• [EXERCISE GOAL]: A verbatim copy of the full data, with no pictures, is the expected answer.

Data records for software interfaces:
>>>>
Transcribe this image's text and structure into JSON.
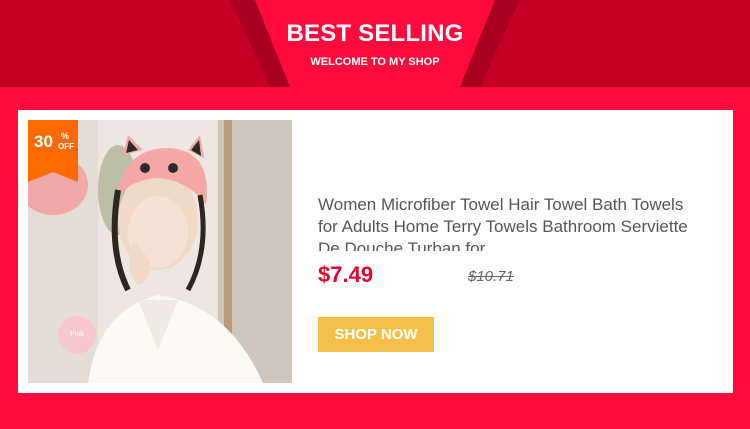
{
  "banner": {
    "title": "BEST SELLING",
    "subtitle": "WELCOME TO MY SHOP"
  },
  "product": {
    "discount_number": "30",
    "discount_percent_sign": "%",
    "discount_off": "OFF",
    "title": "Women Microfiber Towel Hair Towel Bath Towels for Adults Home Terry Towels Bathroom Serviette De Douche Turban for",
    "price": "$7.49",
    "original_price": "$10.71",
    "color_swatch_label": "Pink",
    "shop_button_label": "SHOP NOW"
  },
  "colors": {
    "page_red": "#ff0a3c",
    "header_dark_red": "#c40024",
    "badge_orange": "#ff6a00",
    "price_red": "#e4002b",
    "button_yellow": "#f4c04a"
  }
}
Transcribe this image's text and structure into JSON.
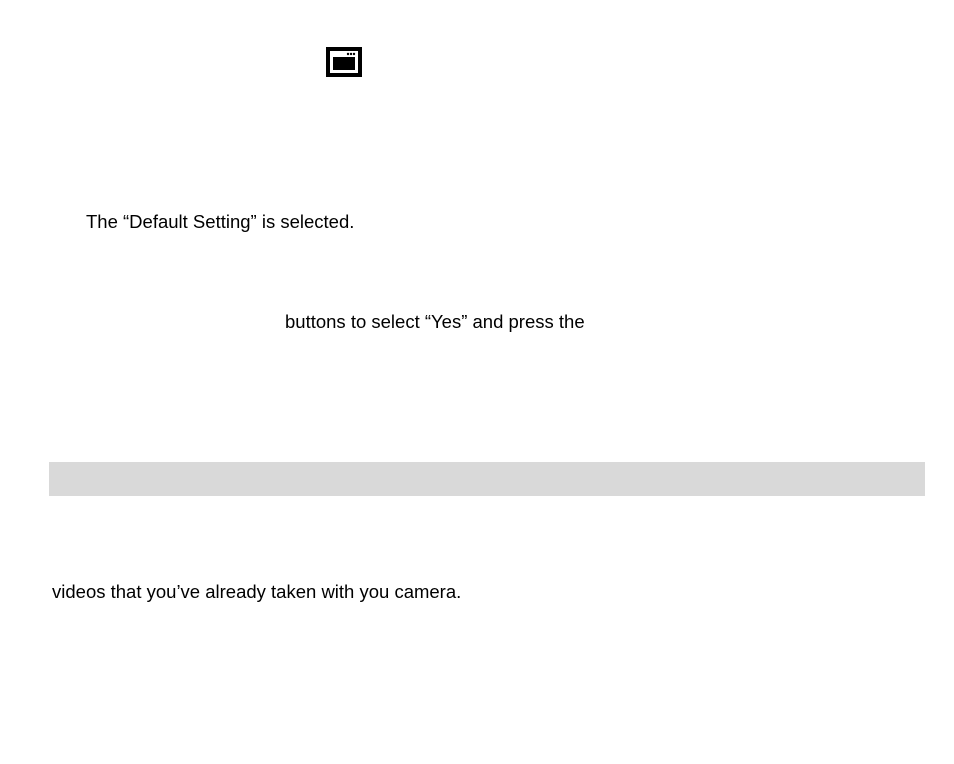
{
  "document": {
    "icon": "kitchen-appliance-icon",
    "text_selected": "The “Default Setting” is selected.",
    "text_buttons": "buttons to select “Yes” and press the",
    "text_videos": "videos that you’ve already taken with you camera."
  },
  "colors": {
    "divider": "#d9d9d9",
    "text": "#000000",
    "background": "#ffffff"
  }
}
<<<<
• [TASK SOLUTION]:
Transcribe this image's text and structure into JSON.
{
  "banner": {
    "title": "BEST SELLING",
    "subtitle": "WELCOME TO MY SHOP"
  },
  "product": {
    "discount_number": "30",
    "discount_percent_sign": "%",
    "discount_off": "OFF",
    "title": "Women Microfiber Towel Hair Towel Bath Towels for Adults Home Terry Towels Bathroom Serviette De Douche Turban for",
    "price": "$7.49",
    "original_price": "$10.71",
    "color_swatch_label": "Pink",
    "shop_button_label": "SHOP NOW"
  },
  "colors": {
    "page_red": "#ff0a3c",
    "header_dark_red": "#c40024",
    "badge_orange": "#ff6a00",
    "price_red": "#e4002b",
    "button_yellow": "#f4c04a"
  }
}
Transcribe this image's text and structure into JSON.
{
  "document": {
    "icon": "kitchen-appliance-icon",
    "text_selected": "The “Default Setting” is selected.",
    "text_buttons": "buttons to select “Yes” and press the",
    "text_videos": "videos that you’ve already taken with you camera."
  },
  "colors": {
    "divider": "#d9d9d9",
    "text": "#000000",
    "background": "#ffffff"
  }
}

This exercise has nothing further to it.